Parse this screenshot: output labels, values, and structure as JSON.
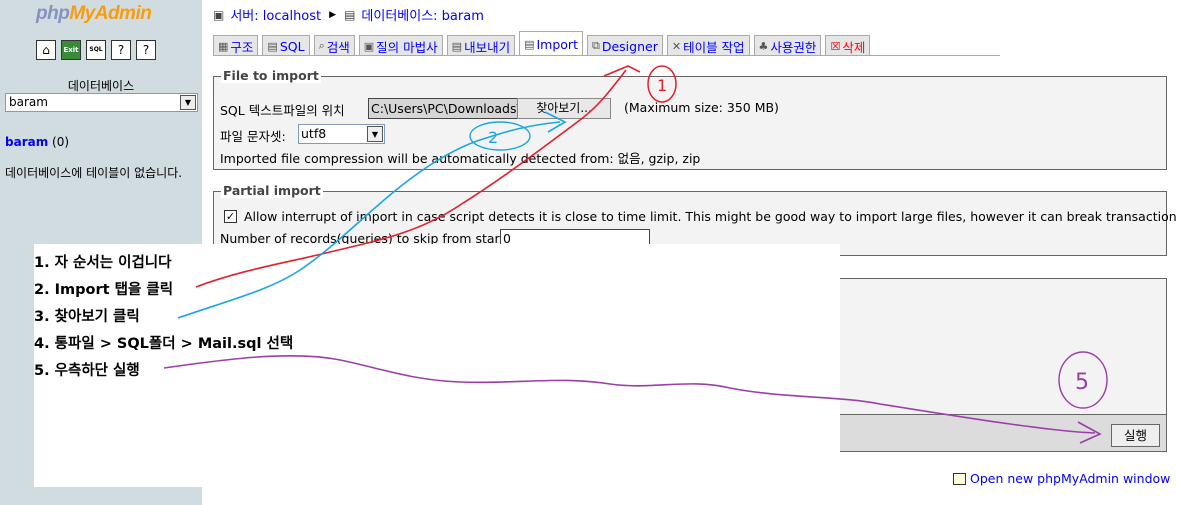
{
  "logo": {
    "php": "php",
    "my": "My",
    "admin": "Admin"
  },
  "left": {
    "icons": [
      "home-icon",
      "exit-icon",
      "sql-icon",
      "docs-icon",
      "help-icon"
    ],
    "icon_labels": {
      "exit": "Exit",
      "sql": "SQL"
    },
    "db_label": "데이터베이스",
    "db_selected": "baram",
    "db_link_name": "baram",
    "db_link_count": "(0)",
    "no_tables": "데이터베이스에 테이블이 없습니다."
  },
  "breadcrumb": {
    "server": "서버: localhost",
    "database": "데이터베이스: baram"
  },
  "tabs": [
    {
      "label": "구조",
      "icon": "structure-icon"
    },
    {
      "label": "SQL",
      "icon": "sql-icon"
    },
    {
      "label": "검색",
      "icon": "search-icon"
    },
    {
      "label": "질의 마법사",
      "icon": "query-icon"
    },
    {
      "label": "내보내기",
      "icon": "export-icon"
    },
    {
      "label": "Import",
      "icon": "import-icon",
      "active": true
    },
    {
      "label": "Designer",
      "icon": "designer-icon"
    },
    {
      "label": "테이블 작업",
      "icon": "operations-icon"
    },
    {
      "label": "사용권한",
      "icon": "privileges-icon"
    },
    {
      "label": "삭제",
      "icon": "drop-icon"
    }
  ],
  "file_import": {
    "legend": "File to import",
    "location_label": "SQL 텍스트파일의 위치",
    "file_path": "C:\\Users\\PC\\Downloads\\",
    "browse_label": "찾아보기...",
    "max_size": "(Maximum size: 350 MB)",
    "charset_label": "파일 문자셋:",
    "charset_value": "utf8",
    "compression_note": "Imported file compression will be automatically detected from: 없음, gzip, zip"
  },
  "partial_import": {
    "legend": "Partial import",
    "allow_interrupt_checked": true,
    "allow_interrupt_label": "Allow interrupt of import in case script detects it is close to time limit. This might be good way to import large files, however it can break transactions.",
    "skip_label": "Number of records(queries) to skip from start",
    "skip_value": "0"
  },
  "go_button": "실행",
  "new_window_link": "Open new phpMyAdmin window",
  "instructions": [
    "1. 자 순서는 이겁니다",
    "2. Import 탭을 클릭",
    "3. 찾아보기 클릭",
    "4. 통파일 > SQL폴더 > Mail.sql 선택",
    "5. 우측하단 실행"
  ],
  "annotation_marks": [
    "1",
    "2",
    "5"
  ],
  "colors": {
    "left_bg": "#d0dce0",
    "link": "#0000ff",
    "red_mark": "#e0202a",
    "blue_mark": "#1aa7e0",
    "purple_mark": "#9b3fa8"
  }
}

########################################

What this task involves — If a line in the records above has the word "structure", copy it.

Task solution —
Parse this screenshot: output labels, values, and structure as JSON.
      "icon": "structure-icon"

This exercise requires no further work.